Tennessee’s Compulsory Attendance Statute
Tennessee Code Annotated Section 49-6-3001.
(a) The public schools shall be free to all persons above the age of six (6) years, or who will become six (6) years of age on or before August 15 (effective 2014-15), residing within the state.
(1) Any child residing within the state who is six (6) years of age or who will become six (6) years of age on or before August 15 (effective 2014-15) may enter at the beginning of the term the public school designated by the local board of education having appropriate jurisdiction; provided, that such child enters within thirty (30) days after the opening day of the term.
(2) Any child who will not become six (6) years of age until after December 31 shall not enter school during that school year; provided, that school systems having semiannual promotions may admit at the beginning of any semester children who will become six (6) years of age within sixty (60) days following the opening of the semester.
(3) Where a pupil meets the requirements of the state board of education for transfer and/or admission purposes, as determined by the commissioner of education, such pupil may be admitted by a local board of education, notwithstanding any provision or act to the contrary.
(1) Every parent, guardian or other person residing within this state having control or charge of any child or children between the ages of seven (7) and seventeen (17) years, both inclusive, shall cause such child or children to attend public or non-public school, and in the event of failure to do so, shall be subject to the penalties hereinafter provided.
(2) The provisions of (c)(1) do not apply to any child who:

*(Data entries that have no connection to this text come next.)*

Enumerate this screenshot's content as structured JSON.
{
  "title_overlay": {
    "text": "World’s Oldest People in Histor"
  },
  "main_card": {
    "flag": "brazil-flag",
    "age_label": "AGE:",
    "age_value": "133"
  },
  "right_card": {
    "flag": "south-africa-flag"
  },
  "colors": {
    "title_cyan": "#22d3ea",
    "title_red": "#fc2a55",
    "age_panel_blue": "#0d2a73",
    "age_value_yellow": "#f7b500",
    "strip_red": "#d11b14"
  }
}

(A) Has received a diploma or other certificate of graduation issued to the person from a secondary high school of this state or any other state;

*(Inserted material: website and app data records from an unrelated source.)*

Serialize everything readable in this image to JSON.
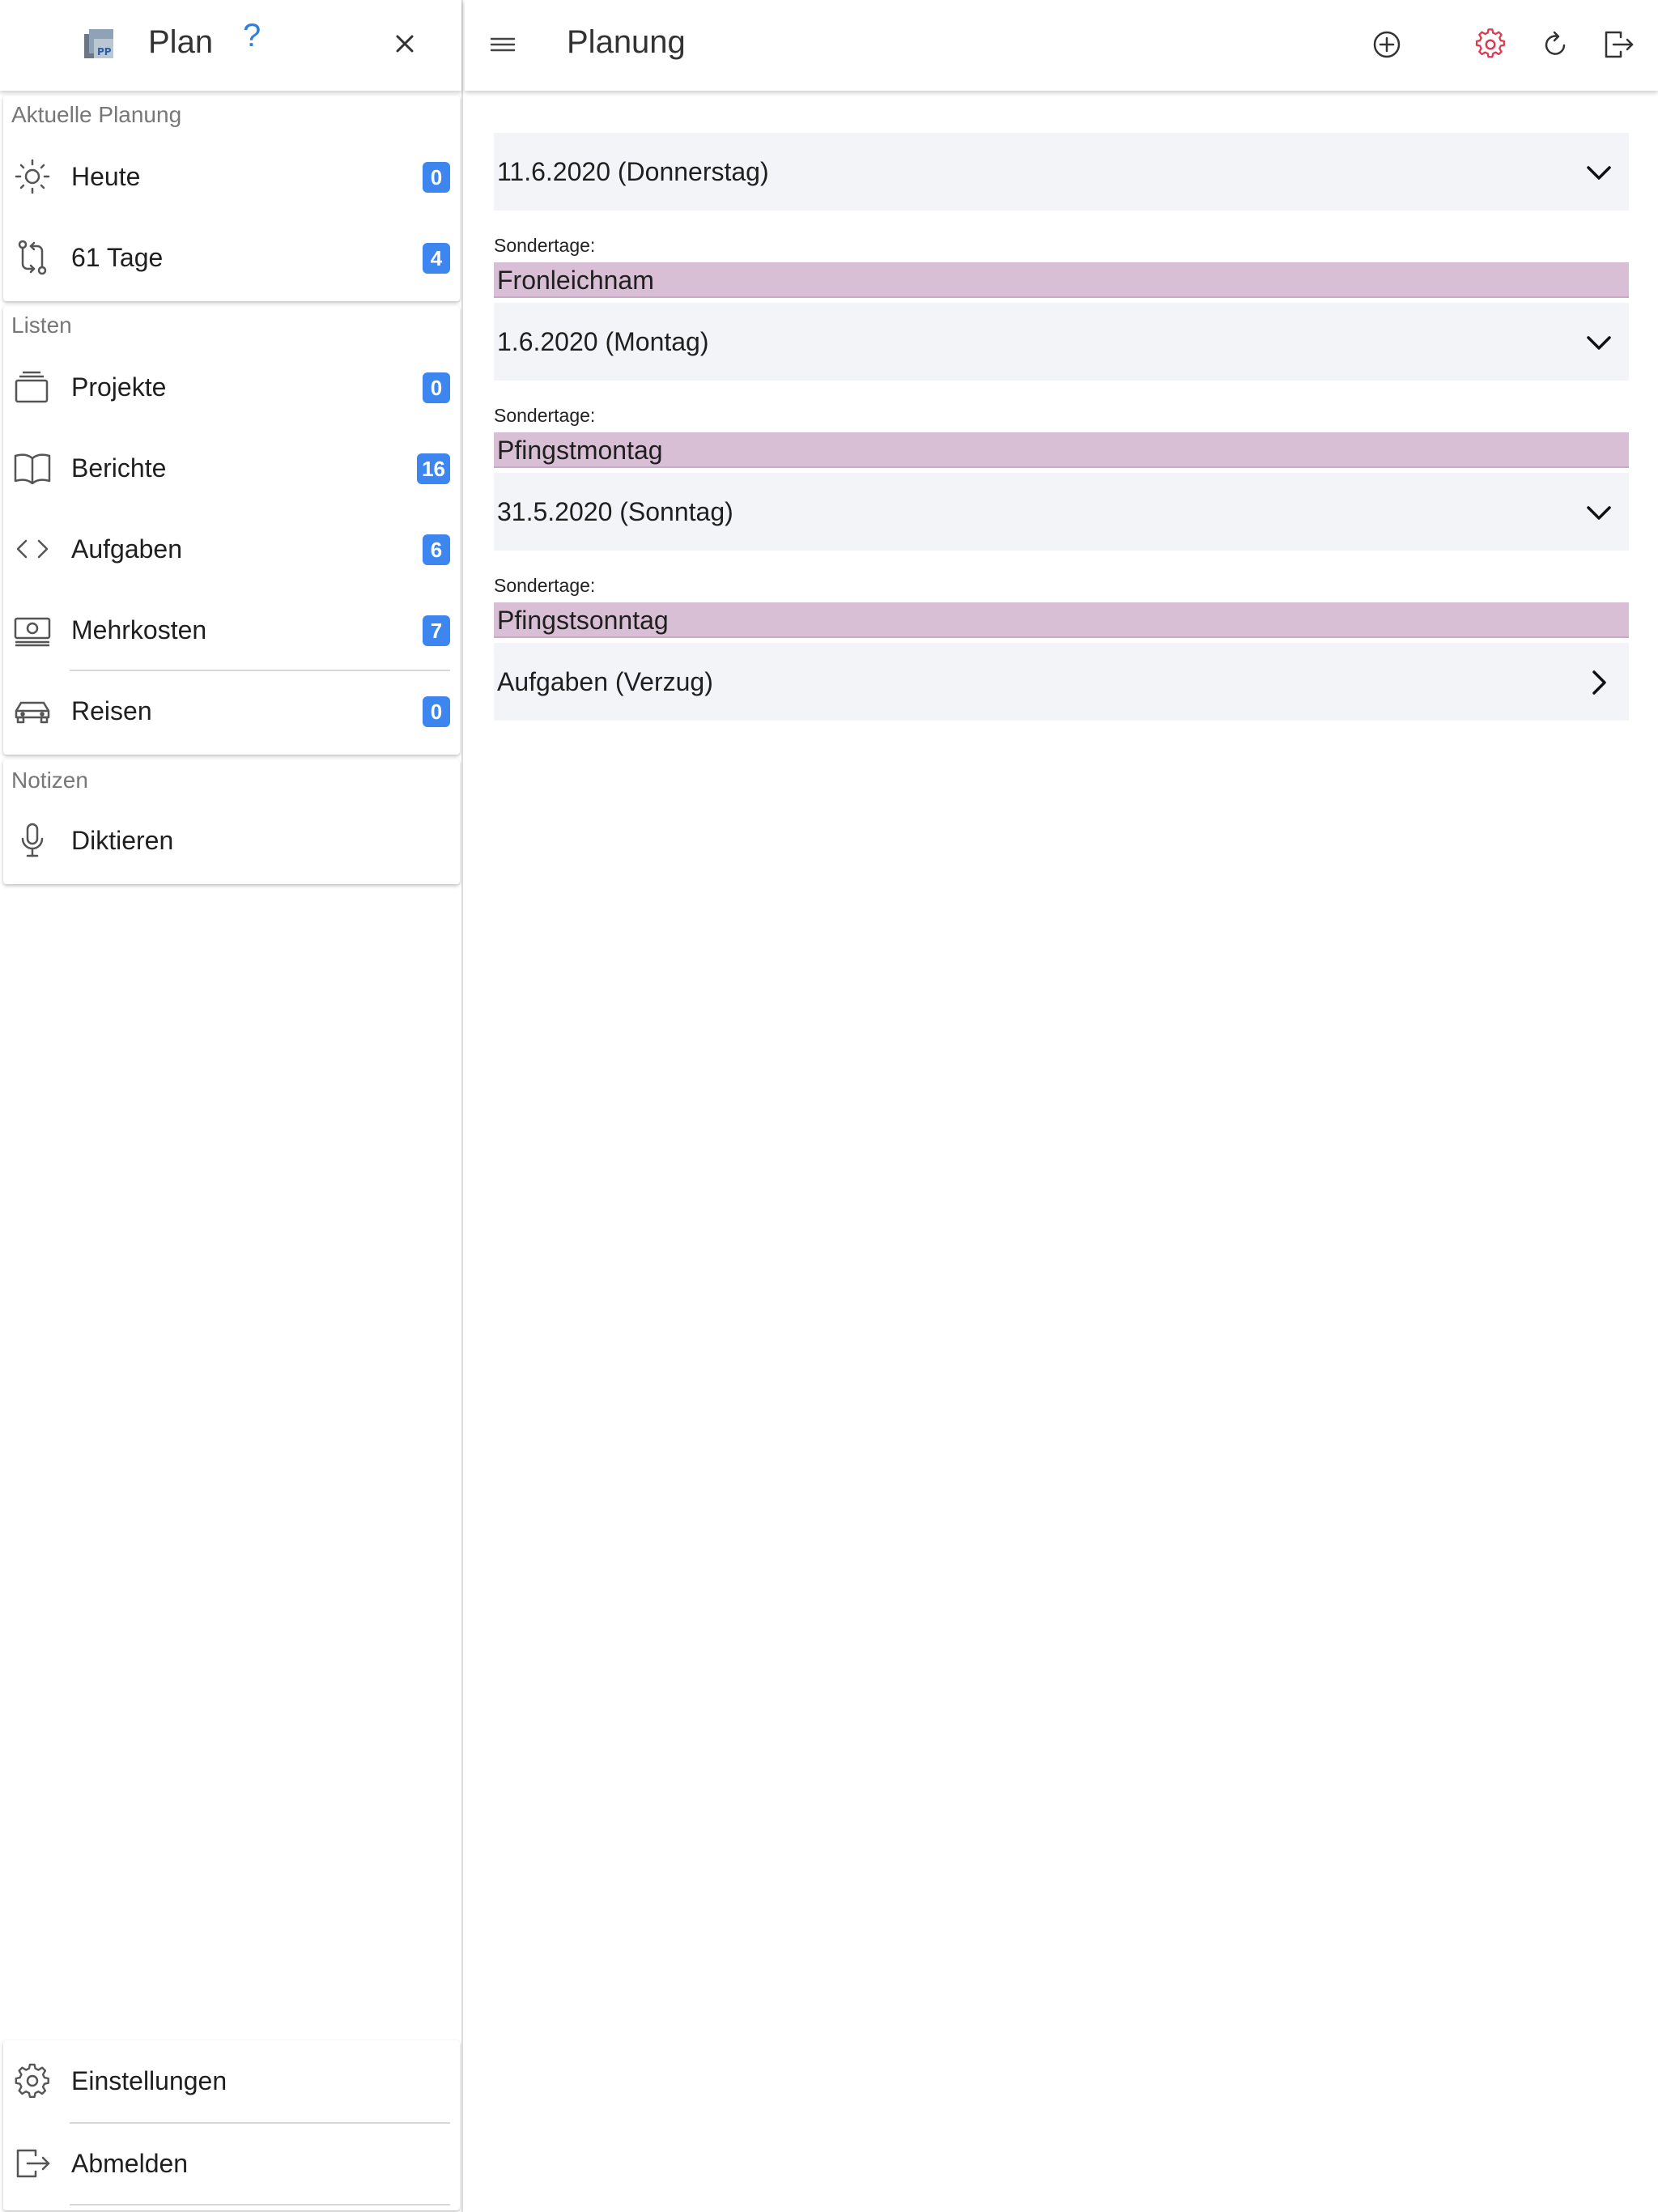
{
  "sidebar": {
    "title": "Plan",
    "help_glyph": "?",
    "sections": [
      {
        "label": "Aktuelle Planung",
        "items": [
          {
            "label": "Heute",
            "icon": "sun-icon",
            "badge": "0"
          },
          {
            "label": "61 Tage",
            "icon": "git-compare-icon",
            "badge": "4"
          }
        ]
      },
      {
        "label": "Listen",
        "items": [
          {
            "label": "Projekte",
            "icon": "layers-icon",
            "badge": "0"
          },
          {
            "label": "Berichte",
            "icon": "book-icon",
            "badge": "16"
          },
          {
            "label": "Aufgaben",
            "icon": "code-icon",
            "badge": "6"
          },
          {
            "label": "Mehrkosten",
            "icon": "cash-icon",
            "badge": "7"
          },
          {
            "label": "Reisen",
            "icon": "car-icon",
            "badge": "0"
          }
        ]
      },
      {
        "label": "Notizen",
        "items": [
          {
            "label": "Diktieren",
            "icon": "mic-icon"
          }
        ]
      }
    ],
    "footer": [
      {
        "label": "Einstellungen",
        "icon": "gear-icon"
      },
      {
        "label": "Abmelden",
        "icon": "logout-icon"
      }
    ]
  },
  "header": {
    "title": "Planung"
  },
  "main": {
    "special_days_label": "Sondertage:",
    "days": [
      {
        "label": "11.6.2020 (Donnerstag)",
        "special": "Fronleichnam"
      },
      {
        "label": "1.6.2020 (Montag)",
        "special": "Pfingstmontag"
      },
      {
        "label": "31.5.2020 (Sonntag)",
        "special": "Pfingstsonntag"
      }
    ],
    "overdue": {
      "label": "Aufgaben (Verzug)"
    }
  },
  "colors": {
    "accent": "#3d86f0",
    "settings_icon": "#e0374f",
    "special_bar": "#d9bfd6",
    "row_bg": "#f3f4f7"
  }
}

(B) Is enrolled and is making satisfactory progress in a course leading to a general educational development certificate (GED) from a state-approved institution or organization, or has obtained such certificate. Any institution or organization which enrolls a child who is under eighteen (18) years of age shall provide a report to the local board of education at least three (3) times each year relative to the progress of all such persons under eighteen (18) years of age. If the local board of education determines any child under eighteen (18) years of age is not making satisfactory progress, then such child shall be subject to the provisions of subdivision (c)(1); or
(C) A student enrolled in a home school who has reached seventeen (17) years of age.

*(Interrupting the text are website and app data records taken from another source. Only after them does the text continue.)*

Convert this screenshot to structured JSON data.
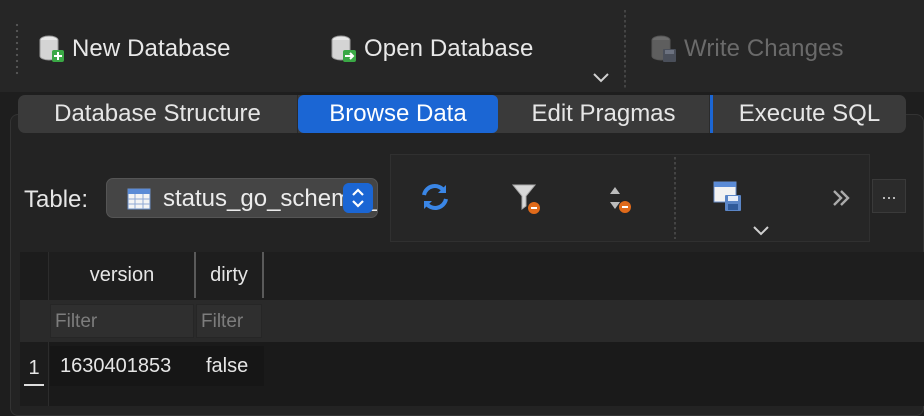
{
  "toolbar": {
    "new_database": "New Database",
    "open_database": "Open Database",
    "write_changes": "Write Changes",
    "icons": [
      "database-new-icon",
      "database-open-icon",
      "database-write-icon",
      "chevron-down-icon"
    ]
  },
  "tabs": [
    {
      "label": "Database Structure",
      "active": false
    },
    {
      "label": "Browse Data",
      "active": true
    },
    {
      "label": "Edit Pragmas",
      "active": false
    },
    {
      "label": "Execute SQL",
      "active": false
    }
  ],
  "browse": {
    "table_label": "Table:",
    "table_value": "status_go_schema_migrations",
    "more_label": "...",
    "tools": [
      "refresh-icon",
      "clear-filters-icon",
      "clear-sort-icon",
      "save-table-icon",
      "overflow-icon"
    ]
  },
  "grid": {
    "columns": [
      "version",
      "dirty"
    ],
    "filter_placeholder": "Filter",
    "rows": [
      {
        "num": "1",
        "cells": [
          "1630401853",
          "false"
        ]
      }
    ]
  },
  "colors": {
    "accent": "#1b66d4",
    "background": "#1e1e1e",
    "text": "#e6e6e6"
  }
}
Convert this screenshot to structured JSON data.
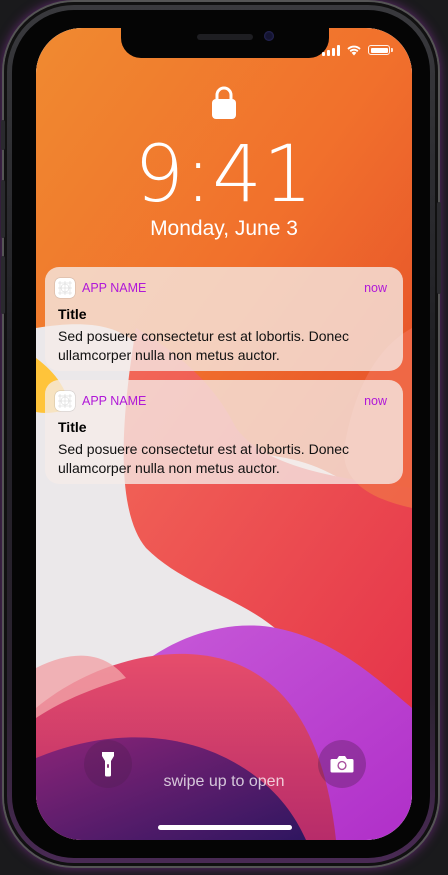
{
  "status_bar": {
    "signal_icon": "cellular-signal-icon",
    "wifi_icon": "wifi-icon",
    "battery_icon": "battery-icon"
  },
  "lock_screen": {
    "lock_icon": "lock-icon",
    "time": "9:41",
    "date": "Monday, June 3",
    "swipe_hint": "swipe up to open"
  },
  "notifications": [
    {
      "app_icon": "app-icon",
      "app_name": "APP NAME",
      "time": "now",
      "title": "Title",
      "body": "Sed posuere consectetur est at lobortis. Donec ullamcorper nulla non metus auctor."
    },
    {
      "app_icon": "app-icon",
      "app_name": "APP NAME",
      "time": "now",
      "title": "Title",
      "body": "Sed posuere consectetur est at lobortis. Donec ullamcorper nulla non metus auctor."
    }
  ],
  "controls": {
    "flashlight_icon": "flashlight-icon",
    "camera_icon": "camera-icon"
  },
  "colors": {
    "accent": "#b018d8",
    "wallpaper_orange": "#f37a2a",
    "wallpaper_red": "#e8383e",
    "wallpaper_purple": "#b63ad0",
    "wallpaper_deep": "#3a1560"
  }
}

(3) For the purposes of this part, public school and non-public school are defined as follows:
(A) “Non-public school” means a church related school, home school or private school;
(i) “Church related school” means a school as defined in Section 49-50-801;
(ii) “Home school” means a school as defined in Section 49-6-3050; and
(iii) “Private school” means a school accredited by, or a member of, an organization or association approved by the state board of education as an organization accrediting or setting academic requirements in schools, or which has been approved by the state, or is in the future approved by the commissioner of education in accordance with rules promulgated by the state board of education; and
(B) “Public school” means any school operated by a local education agency or by the state with public funds.
(4) A parent or guardian with any good and substantial reason as determined by such parent or other person having legal custody of a child and agreed to by the respective local board of education, may withdraw such parent or other person’s child from a public school; provided that within thirty (30) days the parent or person having legal custody of the child places the child in a public school designated by such local board of education, or in a non-public school, as herein defined.